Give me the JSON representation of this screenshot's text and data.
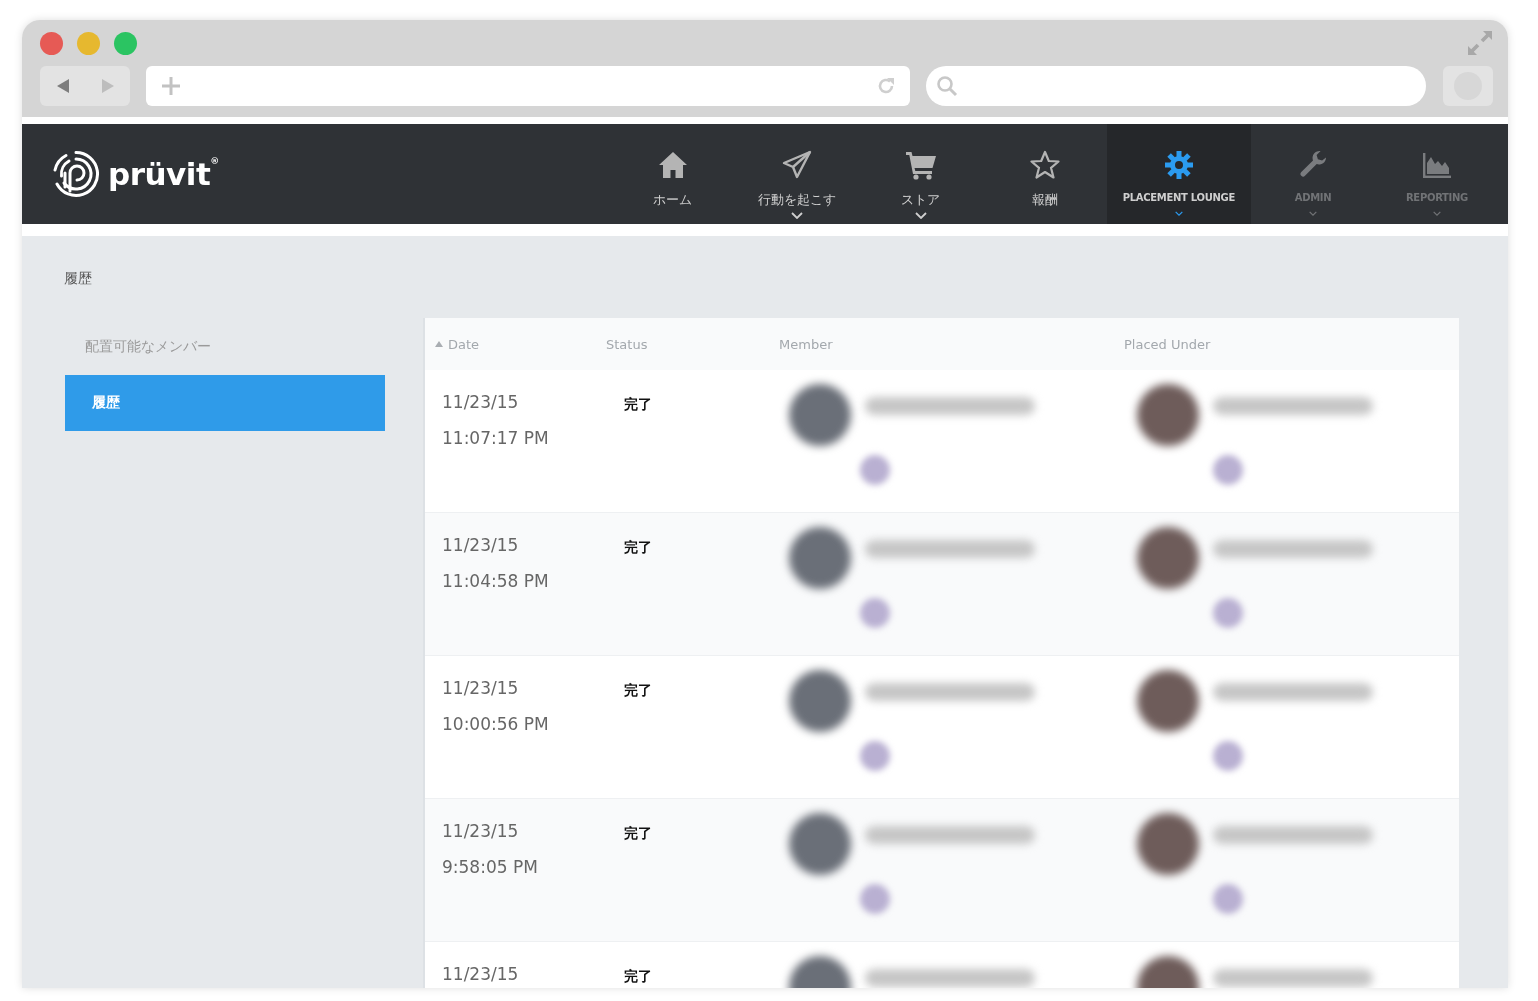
{
  "browser": {
    "window_controls": [
      {
        "color": "#e65a55"
      },
      {
        "color": "#e6b82f"
      },
      {
        "color": "#2bc462"
      }
    ]
  },
  "header": {
    "logo": "prüvit$^{®}$",
    "nav": [
      {
        "label": "ホーム",
        "kind": "primary",
        "selected": false,
        "disabled": false,
        "dropdown": false
      },
      {
        "label": "行動を起こす",
        "kind": "primary",
        "selected": false,
        "disabled": false,
        "dropdown": true
      },
      {
        "label": "ストア",
        "kind": "primary",
        "selected": false,
        "disabled": false,
        "dropdown": true
      },
      {
        "label": "報酬",
        "kind": "primary",
        "selected": false,
        "disabled": false,
        "dropdown": false
      },
      {
        "label": "PLACEMENT LOUNGE",
        "kind": "secondary",
        "selected": true,
        "disabled": false,
        "dropdown": true
      },
      {
        "label": "ADMIN",
        "kind": "secondary",
        "selected": false,
        "disabled": true,
        "dropdown": true
      },
      {
        "label": "REPORTING",
        "kind": "secondary",
        "selected": false,
        "disabled": true,
        "dropdown": true
      }
    ]
  },
  "sidebar": {
    "title": "履歴",
    "items": [
      {
        "label": "配置可能なメンバー",
        "selected": false
      },
      {
        "label": "履歴",
        "selected": true
      }
    ]
  },
  "table": {
    "columns": [
      {
        "label": "Date",
        "sorted": true
      },
      {
        "label": "Status",
        "sorted": false
      },
      {
        "label": "Member",
        "sorted": false
      },
      {
        "label": "Placed Under",
        "sorted": false
      }
    ],
    "rows": [
      {
        "date": "11/23/15",
        "time": "11:07:17 PM",
        "status": "完了"
      },
      {
        "date": "11/23/15",
        "time": "11:04:58 PM",
        "status": "完了"
      },
      {
        "date": "11/23/15",
        "time": "10:00:56 PM",
        "status": "完了"
      },
      {
        "date": "11/23/15",
        "time": "9:58:05 PM",
        "status": "完了"
      },
      {
        "date": "11/23/15",
        "status": "完了"
      }
    ]
  }
}
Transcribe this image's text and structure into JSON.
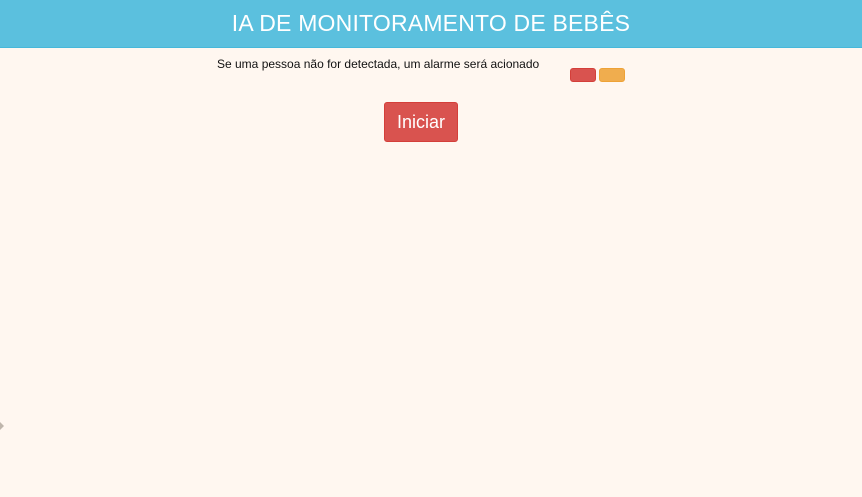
{
  "header": {
    "title": "IA DE MONITORAMENTO DE BEBÊS"
  },
  "info": {
    "text": "Se uma pessoa não for detectada, um alarme será acionado",
    "buttons": [
      {
        "name": "red",
        "color": "#d9534f"
      },
      {
        "name": "orange",
        "color": "#f0ad4e"
      }
    ]
  },
  "actions": {
    "start_label": "Iniciar"
  },
  "colors": {
    "header_bg": "#5bc0de",
    "page_bg": "#fff7f0",
    "danger": "#d9534f",
    "warning": "#f0ad4e"
  }
}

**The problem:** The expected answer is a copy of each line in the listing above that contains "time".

**Response area:**
        "time": "11:07:17 PM",
        "time": "11:04:58 PM",
        "time": "10:00:56 PM",
        "time": "9:58:05 PM",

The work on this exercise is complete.